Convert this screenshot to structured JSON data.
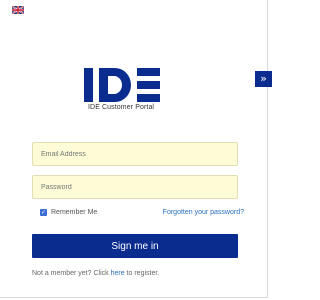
{
  "language": {
    "flag_icon": "uk-flag-icon"
  },
  "side_toggle": {
    "icon": "double-chevron-right-icon",
    "glyph": "»",
    "color": "#0b2c8f"
  },
  "branding": {
    "logo_text": "IDE",
    "portal_name": "IDE Customer Portal",
    "logo_color": "#0b2c8f"
  },
  "form": {
    "email": {
      "placeholder": "Email Address",
      "value": ""
    },
    "password": {
      "placeholder": "Password",
      "value": ""
    },
    "remember_me": {
      "label": "Remember Me",
      "checked": true
    },
    "forgot_link": "Forgotten your password?",
    "submit_label": "Sign me in",
    "field_bg": "#fdfcd7"
  },
  "register": {
    "prefix": "Not a member yet? Click",
    "link": "here",
    "suffix": "to register."
  }
}
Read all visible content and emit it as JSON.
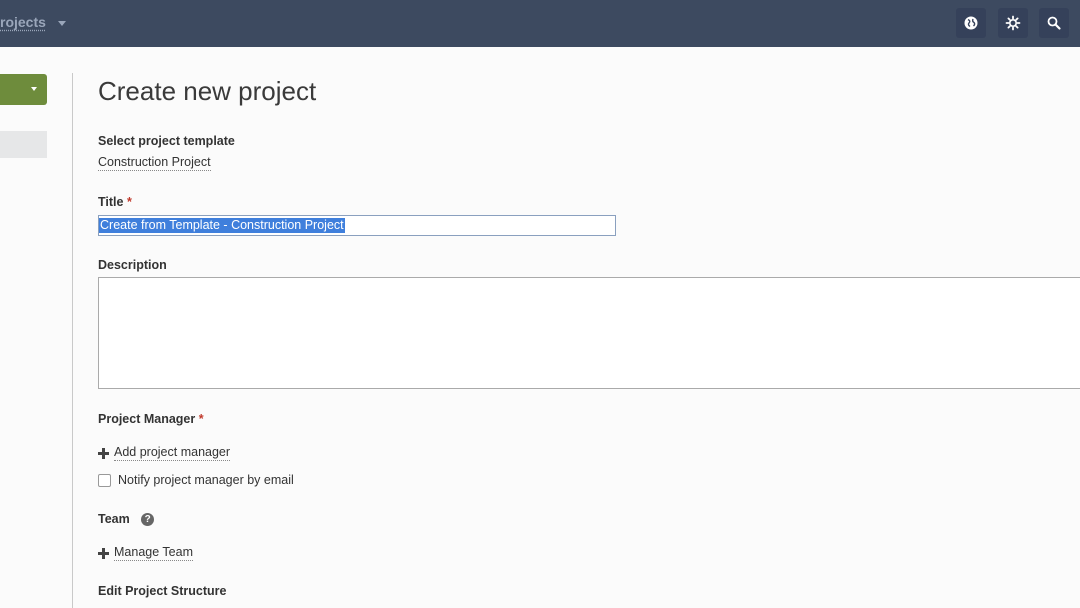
{
  "topbar": {
    "title": "rojects",
    "icons": [
      "globe-icon",
      "gear-icon",
      "search-icon"
    ]
  },
  "page": {
    "title": "Create new project"
  },
  "form": {
    "template_label": "Select project template",
    "template_value": "Construction Project",
    "title_label": "Title",
    "title_required": "*",
    "title_value": "Create from Template - Construction Project",
    "description_label": "Description",
    "description_value": "",
    "pm_label": "Project Manager",
    "pm_required": "*",
    "add_pm_label": "Add project manager",
    "notify_label": "Notify project manager by email",
    "notify_checked": false,
    "team_label": "Team",
    "team_help": "?",
    "manage_team_label": "Manage Team",
    "edit_structure_label": "Edit Project Structure"
  },
  "colors": {
    "topbar": "#3d4a60",
    "primary_button": "#6e8c3c",
    "selection": "#3f7fdc",
    "required": "#c0392b"
  }
}
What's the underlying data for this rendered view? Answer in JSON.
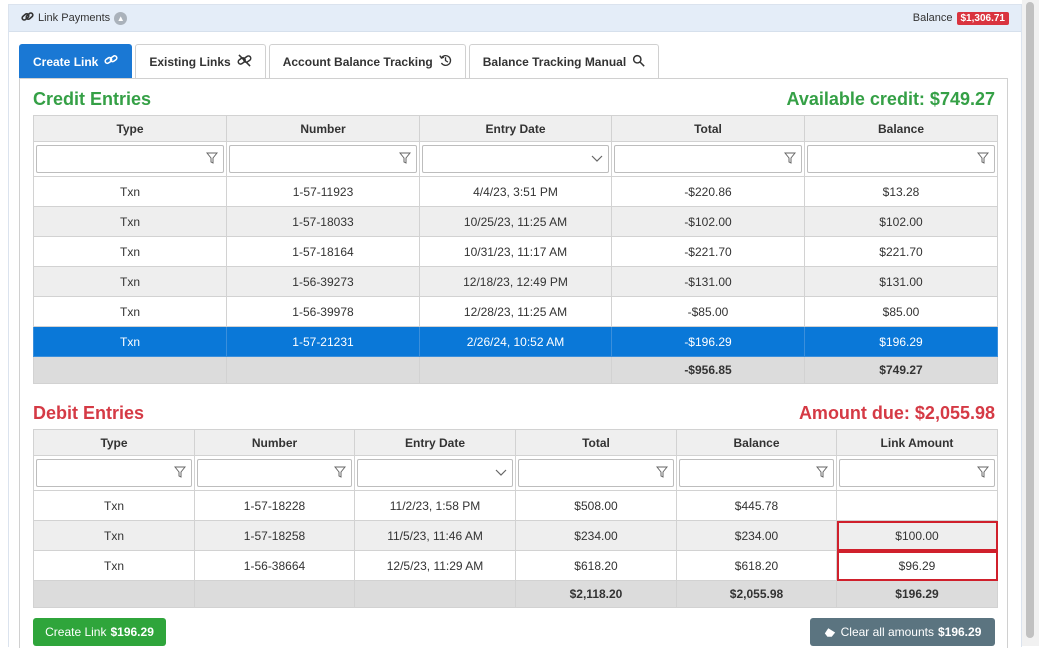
{
  "titlebar": {
    "title": "Link Payments",
    "balance_label": "Balance",
    "balance_value": "$1,306.71",
    "balance_color": "#d9343f"
  },
  "tabs": [
    {
      "label": "Create Link",
      "icon": "link-icon",
      "active": true
    },
    {
      "label": "Existing Links",
      "icon": "unlink-icon",
      "active": false
    },
    {
      "label": "Account Balance Tracking",
      "icon": "history-icon",
      "active": false
    },
    {
      "label": "Balance Tracking Manual",
      "icon": "search-icon",
      "active": false
    }
  ],
  "credit": {
    "title": "Credit Entries",
    "available": "Available credit: $749.27",
    "columns": [
      "Type",
      "Number",
      "Entry Date",
      "Total",
      "Balance"
    ],
    "rows": [
      [
        "Txn",
        "1-57-11923",
        "4/4/23, 3:51 PM",
        "-$220.86",
        "$13.28"
      ],
      [
        "Txn",
        "1-57-18033",
        "10/25/23, 11:25 AM",
        "-$102.00",
        "$102.00"
      ],
      [
        "Txn",
        "1-57-18164",
        "10/31/23, 11:17 AM",
        "-$221.70",
        "$221.70"
      ],
      [
        "Txn",
        "1-56-39273",
        "12/18/23, 12:49 PM",
        "-$131.00",
        "$131.00"
      ],
      [
        "Txn",
        "1-56-39978",
        "12/28/23, 11:25 AM",
        "-$85.00",
        "$85.00"
      ],
      [
        "Txn",
        "1-57-21231",
        "2/26/24, 10:52 AM",
        "-$196.29",
        "$196.29"
      ]
    ],
    "selected_row": 5,
    "totals": [
      "",
      "",
      "",
      "-$956.85",
      "$749.27"
    ]
  },
  "debit": {
    "title": "Debit Entries",
    "amount_due": "Amount due: $2,055.98",
    "columns": [
      "Type",
      "Number",
      "Entry Date",
      "Total",
      "Balance",
      "Link Amount"
    ],
    "rows": [
      [
        "Txn",
        "1-57-18228",
        "11/2/23, 1:58 PM",
        "$508.00",
        "$445.78",
        ""
      ],
      [
        "Txn",
        "1-57-18258",
        "11/5/23, 11:46 AM",
        "$234.00",
        "$234.00",
        "$100.00"
      ],
      [
        "Txn",
        "1-56-38664",
        "12/5/23, 11:29 AM",
        "$618.20",
        "$618.20",
        "$96.29"
      ]
    ],
    "totals": [
      "",
      "",
      "",
      "$2,118.20",
      "$2,055.98",
      "$196.29"
    ]
  },
  "buttons": {
    "create_link_label": "Create Link",
    "create_link_amount": "$196.29",
    "clear_label": "Clear all amounts",
    "clear_amount": "$196.29"
  },
  "colors": {
    "accent": "#1a78d4",
    "selected_row": "#0a78d8",
    "green": "#35a046",
    "red": "#d53a45",
    "create_button": "#2fa53b",
    "clear_button": "#5b7480"
  }
}
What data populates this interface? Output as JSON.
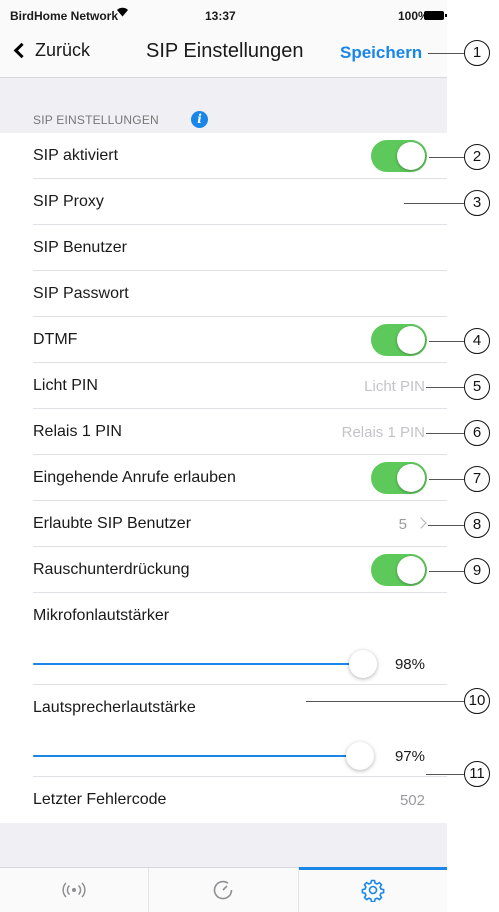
{
  "status_bar": {
    "carrier": "BirdHome Network",
    "wifi_icon": "wifi-icon",
    "time": "13:37",
    "battery": "100%"
  },
  "nav": {
    "back_label": "Zurück",
    "title": "SIP Einstellungen",
    "save_label": "Speichern"
  },
  "section": {
    "title": "SIP EINSTELLUNGEN",
    "info_glyph": "i"
  },
  "rows": {
    "sip_enabled": {
      "label": "SIP aktiviert",
      "toggle": true
    },
    "sip_proxy": {
      "label": "SIP Proxy"
    },
    "sip_user": {
      "label": "SIP Benutzer"
    },
    "sip_password": {
      "label": "SIP Passwort"
    },
    "dtmf": {
      "label": "DTMF",
      "toggle": true
    },
    "light_pin": {
      "label": "Licht PIN",
      "placeholder": "Licht PIN"
    },
    "relay_pin": {
      "label": "Relais 1 PIN",
      "placeholder": "Relais 1 PIN"
    },
    "incoming_calls": {
      "label": "Eingehende Anrufe erlauben",
      "toggle": true
    },
    "allowed_users": {
      "label": "Erlaubte SIP Benutzer",
      "value": "5"
    },
    "noise_suppression": {
      "label": "Rauschunterdrückung",
      "toggle": true
    },
    "mic_volume": {
      "label": "Mikrofonlautstärker",
      "value_text": "98%",
      "value": 0.98
    },
    "speaker_volume": {
      "label": "Lautsprecherlautstärke",
      "value_text": "97%",
      "value": 0.97
    },
    "last_error": {
      "label": "Letzter Fehlercode",
      "value": "502"
    }
  },
  "tabs": [
    {
      "icon": "broadcast-icon",
      "active": false
    },
    {
      "icon": "clock-icon",
      "active": false
    },
    {
      "icon": "gear-icon",
      "active": true
    }
  ],
  "callouts": [
    "1",
    "2",
    "3",
    "4",
    "5",
    "6",
    "7",
    "8",
    "9",
    "10",
    "11"
  ],
  "colors": {
    "accent": "#1a86e8",
    "toggle_on": "#5ec95b",
    "background": "#efeff4"
  }
}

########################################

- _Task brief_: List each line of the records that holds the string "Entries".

- _Exercise result_:
    "title": "Credit Entries",
    "title": "Debit Entries",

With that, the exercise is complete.